Microsoft is also leading the way to greener data center operations by demonstrating how data centers can reduce power consumption and emissions and even contribute energy back to the grid. In Finland, waste heat from two new Microsoft data centers contributes to a district heating system that provides warmth to more than 250,000 people in winter. And in Sweden, Microsoft data centers user rainwater and outside air to cool servers, and recycle the heat they produce to keep employee work areas warm in wintertime.
In addition, Microsoft is helping its customers accelerate their own journeys towards sustainability by offering Microsoft Cloud for Sustainability solutions, which enable Microsoft Azure users to gain visibility into their energy consumption, so that they can better track and report on the environmental impact of their IT systems and operational processes. Microsoft Cloud for Sustainability makes it possible to collect data on your organization’s environmental impact in a single, centralized place.

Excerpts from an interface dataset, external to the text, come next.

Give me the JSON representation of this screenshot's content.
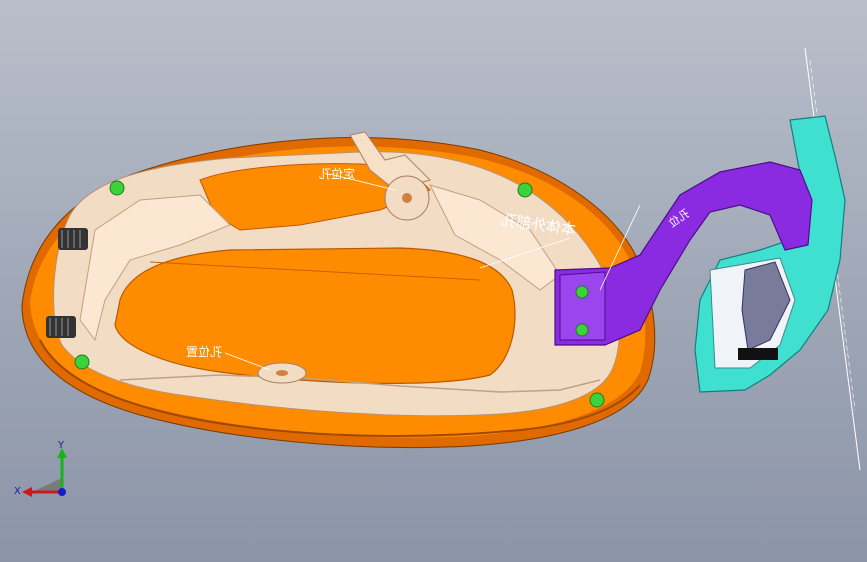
{
  "colors": {
    "background_top": "#b9bfca",
    "background_bottom": "#8c95a8",
    "cover_orange": "#ff8c00",
    "cover_dark_orange": "#e06a00",
    "frame_beige": "#f3dcc4",
    "bracket_purple": "#8a2be2",
    "latch_cyan": "#40e0d0",
    "locator_green": "#3cd23c",
    "spring_dark": "#333333"
  },
  "annotations": {
    "top_locator": "定位孔",
    "bottom_locator": "孔位置",
    "bracket_hole": "孔位",
    "part_note": "本体外部孔"
  },
  "triad": {
    "x_label": "X",
    "y_label": "Y"
  },
  "icons": {
    "triad": "coordinate-triad-icon"
  }
}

With this information in hand – along with access to dashboards where you can visualize your energy consumption and emissions – it’s easier to make targeted investments and careful progress towards your ESG goals.

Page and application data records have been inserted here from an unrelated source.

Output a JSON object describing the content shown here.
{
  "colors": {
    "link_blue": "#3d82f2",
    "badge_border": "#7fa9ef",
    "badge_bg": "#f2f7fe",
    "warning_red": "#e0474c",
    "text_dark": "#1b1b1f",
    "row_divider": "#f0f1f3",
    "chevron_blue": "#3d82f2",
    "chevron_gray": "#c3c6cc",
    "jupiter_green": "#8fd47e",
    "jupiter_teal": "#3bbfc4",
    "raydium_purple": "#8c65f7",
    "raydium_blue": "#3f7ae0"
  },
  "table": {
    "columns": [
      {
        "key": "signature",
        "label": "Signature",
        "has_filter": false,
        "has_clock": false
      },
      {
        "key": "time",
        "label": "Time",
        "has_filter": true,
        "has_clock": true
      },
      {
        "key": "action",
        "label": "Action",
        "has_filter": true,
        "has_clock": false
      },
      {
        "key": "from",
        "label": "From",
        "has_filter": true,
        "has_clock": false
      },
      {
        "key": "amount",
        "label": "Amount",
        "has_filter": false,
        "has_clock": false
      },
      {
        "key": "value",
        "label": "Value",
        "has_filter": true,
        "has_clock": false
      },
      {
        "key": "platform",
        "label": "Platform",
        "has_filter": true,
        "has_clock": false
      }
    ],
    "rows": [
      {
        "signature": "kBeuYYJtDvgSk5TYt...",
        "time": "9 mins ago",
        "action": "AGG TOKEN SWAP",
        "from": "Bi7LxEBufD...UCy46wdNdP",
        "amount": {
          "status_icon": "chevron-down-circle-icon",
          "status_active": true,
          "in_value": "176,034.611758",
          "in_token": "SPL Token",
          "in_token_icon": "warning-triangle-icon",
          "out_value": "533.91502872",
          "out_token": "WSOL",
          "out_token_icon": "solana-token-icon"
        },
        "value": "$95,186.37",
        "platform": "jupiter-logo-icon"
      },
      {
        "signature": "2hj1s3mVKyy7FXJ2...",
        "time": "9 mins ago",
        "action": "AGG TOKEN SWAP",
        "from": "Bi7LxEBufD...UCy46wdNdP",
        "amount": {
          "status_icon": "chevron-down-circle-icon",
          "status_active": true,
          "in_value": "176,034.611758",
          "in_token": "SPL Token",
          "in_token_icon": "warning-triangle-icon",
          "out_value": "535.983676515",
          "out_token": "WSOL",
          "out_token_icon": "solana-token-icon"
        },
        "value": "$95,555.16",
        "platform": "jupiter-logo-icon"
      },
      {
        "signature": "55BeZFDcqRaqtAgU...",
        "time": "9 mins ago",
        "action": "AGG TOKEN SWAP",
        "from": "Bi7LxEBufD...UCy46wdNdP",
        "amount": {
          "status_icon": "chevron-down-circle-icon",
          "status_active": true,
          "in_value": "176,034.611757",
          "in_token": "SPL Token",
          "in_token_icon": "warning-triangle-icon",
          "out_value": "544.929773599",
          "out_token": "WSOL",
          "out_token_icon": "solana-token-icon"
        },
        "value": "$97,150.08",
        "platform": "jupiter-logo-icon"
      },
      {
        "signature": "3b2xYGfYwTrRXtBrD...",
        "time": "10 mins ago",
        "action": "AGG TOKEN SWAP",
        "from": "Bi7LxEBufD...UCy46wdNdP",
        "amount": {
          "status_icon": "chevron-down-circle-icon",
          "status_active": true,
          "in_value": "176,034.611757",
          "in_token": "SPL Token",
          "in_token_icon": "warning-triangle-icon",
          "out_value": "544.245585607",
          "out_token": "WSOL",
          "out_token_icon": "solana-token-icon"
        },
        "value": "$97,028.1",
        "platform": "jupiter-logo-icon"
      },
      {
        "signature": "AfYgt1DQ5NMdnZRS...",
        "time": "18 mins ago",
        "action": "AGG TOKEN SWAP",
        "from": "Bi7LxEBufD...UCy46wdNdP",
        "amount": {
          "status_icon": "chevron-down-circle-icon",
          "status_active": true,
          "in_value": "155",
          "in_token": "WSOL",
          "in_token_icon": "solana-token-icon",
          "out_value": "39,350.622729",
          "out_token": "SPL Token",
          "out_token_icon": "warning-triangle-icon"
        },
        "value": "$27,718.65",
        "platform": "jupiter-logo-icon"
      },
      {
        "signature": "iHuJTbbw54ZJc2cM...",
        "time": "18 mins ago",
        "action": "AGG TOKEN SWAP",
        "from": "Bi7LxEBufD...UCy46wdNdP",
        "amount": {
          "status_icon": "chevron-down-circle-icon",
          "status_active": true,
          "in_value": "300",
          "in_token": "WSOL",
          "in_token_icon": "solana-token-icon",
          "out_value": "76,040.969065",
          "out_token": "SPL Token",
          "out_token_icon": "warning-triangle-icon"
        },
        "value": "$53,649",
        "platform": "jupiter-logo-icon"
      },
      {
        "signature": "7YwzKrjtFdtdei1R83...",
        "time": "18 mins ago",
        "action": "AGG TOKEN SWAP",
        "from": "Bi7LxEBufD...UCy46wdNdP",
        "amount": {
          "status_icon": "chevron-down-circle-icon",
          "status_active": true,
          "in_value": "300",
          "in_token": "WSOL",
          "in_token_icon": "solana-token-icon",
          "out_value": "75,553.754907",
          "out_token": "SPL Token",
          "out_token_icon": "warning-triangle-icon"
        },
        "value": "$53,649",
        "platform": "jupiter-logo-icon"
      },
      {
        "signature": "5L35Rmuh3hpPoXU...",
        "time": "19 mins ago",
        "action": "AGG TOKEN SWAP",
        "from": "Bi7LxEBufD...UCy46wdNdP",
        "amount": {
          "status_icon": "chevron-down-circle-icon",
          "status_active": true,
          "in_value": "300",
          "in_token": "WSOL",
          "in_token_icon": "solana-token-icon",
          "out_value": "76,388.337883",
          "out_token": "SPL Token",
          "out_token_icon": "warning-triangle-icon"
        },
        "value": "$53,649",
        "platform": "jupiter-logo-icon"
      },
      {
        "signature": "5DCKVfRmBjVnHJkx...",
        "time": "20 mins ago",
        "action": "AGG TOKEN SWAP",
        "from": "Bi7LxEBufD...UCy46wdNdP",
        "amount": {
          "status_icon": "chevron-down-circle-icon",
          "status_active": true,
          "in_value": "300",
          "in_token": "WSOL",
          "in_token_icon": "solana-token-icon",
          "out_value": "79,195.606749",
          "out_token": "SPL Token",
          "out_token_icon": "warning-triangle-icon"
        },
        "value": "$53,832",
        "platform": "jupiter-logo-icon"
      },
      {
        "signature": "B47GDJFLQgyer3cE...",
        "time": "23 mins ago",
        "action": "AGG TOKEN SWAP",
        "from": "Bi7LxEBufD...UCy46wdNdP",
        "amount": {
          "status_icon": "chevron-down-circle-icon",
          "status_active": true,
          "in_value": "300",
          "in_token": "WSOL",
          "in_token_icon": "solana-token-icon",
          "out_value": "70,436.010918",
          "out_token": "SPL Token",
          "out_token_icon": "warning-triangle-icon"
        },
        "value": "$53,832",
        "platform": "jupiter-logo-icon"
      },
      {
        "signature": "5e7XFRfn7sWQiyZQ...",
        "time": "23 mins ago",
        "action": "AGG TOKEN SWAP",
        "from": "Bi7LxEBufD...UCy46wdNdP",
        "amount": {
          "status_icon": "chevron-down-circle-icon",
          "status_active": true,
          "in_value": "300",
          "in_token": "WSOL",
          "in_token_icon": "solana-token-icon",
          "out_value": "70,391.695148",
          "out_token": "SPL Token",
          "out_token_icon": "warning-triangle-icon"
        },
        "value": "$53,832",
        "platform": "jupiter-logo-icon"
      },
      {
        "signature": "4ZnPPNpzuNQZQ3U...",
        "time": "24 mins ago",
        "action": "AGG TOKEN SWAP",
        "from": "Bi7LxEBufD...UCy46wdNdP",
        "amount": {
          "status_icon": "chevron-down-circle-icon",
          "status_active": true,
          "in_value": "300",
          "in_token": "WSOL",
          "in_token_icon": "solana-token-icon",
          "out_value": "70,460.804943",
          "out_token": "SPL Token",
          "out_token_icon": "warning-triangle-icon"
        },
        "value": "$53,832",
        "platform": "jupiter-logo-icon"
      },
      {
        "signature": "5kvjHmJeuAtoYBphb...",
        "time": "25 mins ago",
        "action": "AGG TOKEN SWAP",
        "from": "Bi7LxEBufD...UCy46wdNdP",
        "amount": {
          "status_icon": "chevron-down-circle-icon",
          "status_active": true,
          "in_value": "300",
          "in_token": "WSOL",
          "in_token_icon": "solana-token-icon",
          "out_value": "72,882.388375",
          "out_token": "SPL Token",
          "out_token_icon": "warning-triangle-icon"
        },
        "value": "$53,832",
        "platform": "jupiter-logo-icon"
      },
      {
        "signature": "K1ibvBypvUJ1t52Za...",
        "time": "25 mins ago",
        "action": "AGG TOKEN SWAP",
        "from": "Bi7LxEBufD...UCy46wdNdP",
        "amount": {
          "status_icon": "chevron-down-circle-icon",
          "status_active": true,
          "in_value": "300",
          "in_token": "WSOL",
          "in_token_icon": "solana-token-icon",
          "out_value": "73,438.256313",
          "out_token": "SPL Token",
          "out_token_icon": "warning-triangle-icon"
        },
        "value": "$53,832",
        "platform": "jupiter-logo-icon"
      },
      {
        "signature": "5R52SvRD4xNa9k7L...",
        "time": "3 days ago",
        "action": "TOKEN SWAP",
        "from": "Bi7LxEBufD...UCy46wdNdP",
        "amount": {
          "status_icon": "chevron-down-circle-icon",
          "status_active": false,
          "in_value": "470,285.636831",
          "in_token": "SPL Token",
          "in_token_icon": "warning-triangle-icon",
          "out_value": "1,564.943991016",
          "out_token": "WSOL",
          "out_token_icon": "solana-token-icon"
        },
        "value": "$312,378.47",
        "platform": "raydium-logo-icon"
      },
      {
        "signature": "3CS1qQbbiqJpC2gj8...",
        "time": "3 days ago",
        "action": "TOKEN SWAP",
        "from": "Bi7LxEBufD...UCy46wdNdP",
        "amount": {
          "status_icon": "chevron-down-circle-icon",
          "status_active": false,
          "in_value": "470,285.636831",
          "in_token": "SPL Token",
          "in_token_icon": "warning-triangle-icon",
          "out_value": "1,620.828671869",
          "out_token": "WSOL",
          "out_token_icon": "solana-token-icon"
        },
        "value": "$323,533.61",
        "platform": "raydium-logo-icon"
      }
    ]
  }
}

Sustainable computing researchers and software developers are partnering to investigate the energy impact of different development practices. They’ve discovered, for instance, that code written in different languages can use vastly different amounts of energy to run. In one study, researchers discovered that programs written in Python can use as much as 59 times as much energy as those written in C. Developers might not be surprised to hear this, since Python is infamous for running slowly. However, the researchers also found that different languages can be more (or less) efficient for different use cases. It’s also possible to build things like machine learning models – which are commonly written in Python – so that they have a smaller carbon footprint.
In many cases, simply moving an application to the cloud can make it greener (and more sustainable to run). One simple way that this is true is that public cloud providers take advantage of the latest innovations in hardware design within their data centers. Whereas older data center hardware is inherently more inefficient than the newer hardware, cloud customers benefit from knowing that their software will be running on energy-efficient modern infrastructure, yet they don’t have to worry about paying for ongoing updates to their on-premises systems.

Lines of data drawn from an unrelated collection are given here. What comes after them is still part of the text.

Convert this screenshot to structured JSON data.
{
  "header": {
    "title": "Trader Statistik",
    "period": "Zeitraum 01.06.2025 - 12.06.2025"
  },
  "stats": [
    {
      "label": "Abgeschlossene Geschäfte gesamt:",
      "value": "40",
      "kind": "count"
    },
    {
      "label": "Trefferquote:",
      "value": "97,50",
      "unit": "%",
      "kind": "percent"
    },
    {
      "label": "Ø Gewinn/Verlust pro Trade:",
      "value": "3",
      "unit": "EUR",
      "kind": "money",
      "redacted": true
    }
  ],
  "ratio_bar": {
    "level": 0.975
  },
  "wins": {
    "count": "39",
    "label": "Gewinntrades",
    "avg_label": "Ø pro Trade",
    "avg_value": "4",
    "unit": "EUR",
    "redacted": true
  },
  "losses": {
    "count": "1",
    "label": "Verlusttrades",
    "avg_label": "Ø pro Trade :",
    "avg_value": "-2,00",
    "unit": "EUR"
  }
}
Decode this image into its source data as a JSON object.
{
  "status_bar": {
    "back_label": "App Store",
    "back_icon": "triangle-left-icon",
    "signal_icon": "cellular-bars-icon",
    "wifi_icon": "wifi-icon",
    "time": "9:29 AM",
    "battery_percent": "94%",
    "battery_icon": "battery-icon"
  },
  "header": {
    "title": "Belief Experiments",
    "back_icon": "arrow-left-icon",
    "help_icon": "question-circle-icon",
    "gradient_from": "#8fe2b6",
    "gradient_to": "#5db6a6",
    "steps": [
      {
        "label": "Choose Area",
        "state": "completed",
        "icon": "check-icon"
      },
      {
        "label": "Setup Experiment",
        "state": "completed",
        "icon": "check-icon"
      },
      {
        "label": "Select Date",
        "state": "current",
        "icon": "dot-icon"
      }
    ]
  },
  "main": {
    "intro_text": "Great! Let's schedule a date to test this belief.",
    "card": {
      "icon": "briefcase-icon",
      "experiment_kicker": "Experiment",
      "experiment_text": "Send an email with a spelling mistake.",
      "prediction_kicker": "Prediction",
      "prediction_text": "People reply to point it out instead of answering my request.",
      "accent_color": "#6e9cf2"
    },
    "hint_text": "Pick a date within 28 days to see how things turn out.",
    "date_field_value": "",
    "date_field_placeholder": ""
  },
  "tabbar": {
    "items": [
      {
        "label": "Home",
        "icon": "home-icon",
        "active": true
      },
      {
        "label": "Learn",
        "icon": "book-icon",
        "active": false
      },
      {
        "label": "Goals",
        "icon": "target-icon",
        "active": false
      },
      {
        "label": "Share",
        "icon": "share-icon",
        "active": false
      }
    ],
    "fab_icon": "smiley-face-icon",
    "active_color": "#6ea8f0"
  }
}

Modernizing software so that it can take advantage of cloud-native capabilities can further reduce its energy footprint. Running multiple virtual machines on a single server takes less energy (per virtual machine) than running just one operating system on that server. By definition, virtualization enables a single piece of hardware to function as if it were multiple independent systems, which inherently makes more efficient use of resources. Cloud-native solutions like containers and serverless functions are more efficient still, since their use avoids wasting idle CPU time and enables more cloud customers to share the same resources. Event-driven computing architectures, in which functions execute only when they’re needed, are not only greener, but they’re also less expensive, since cloud customers need to pay only for the actual compute time and resources used, not for entire servers or virtual machines that sit idle for much of the time.
When it comes to cloud computing, the good news is that customers don’t have to choose between cost savings and energy efficiency. Modern cloud-native applications are friendlier to both your budget and our planet.
To learn more about how Netrix is helping our customers modernize their applications and IT infrastructures so that they’re more efficient, visit us at netrixglobal.com.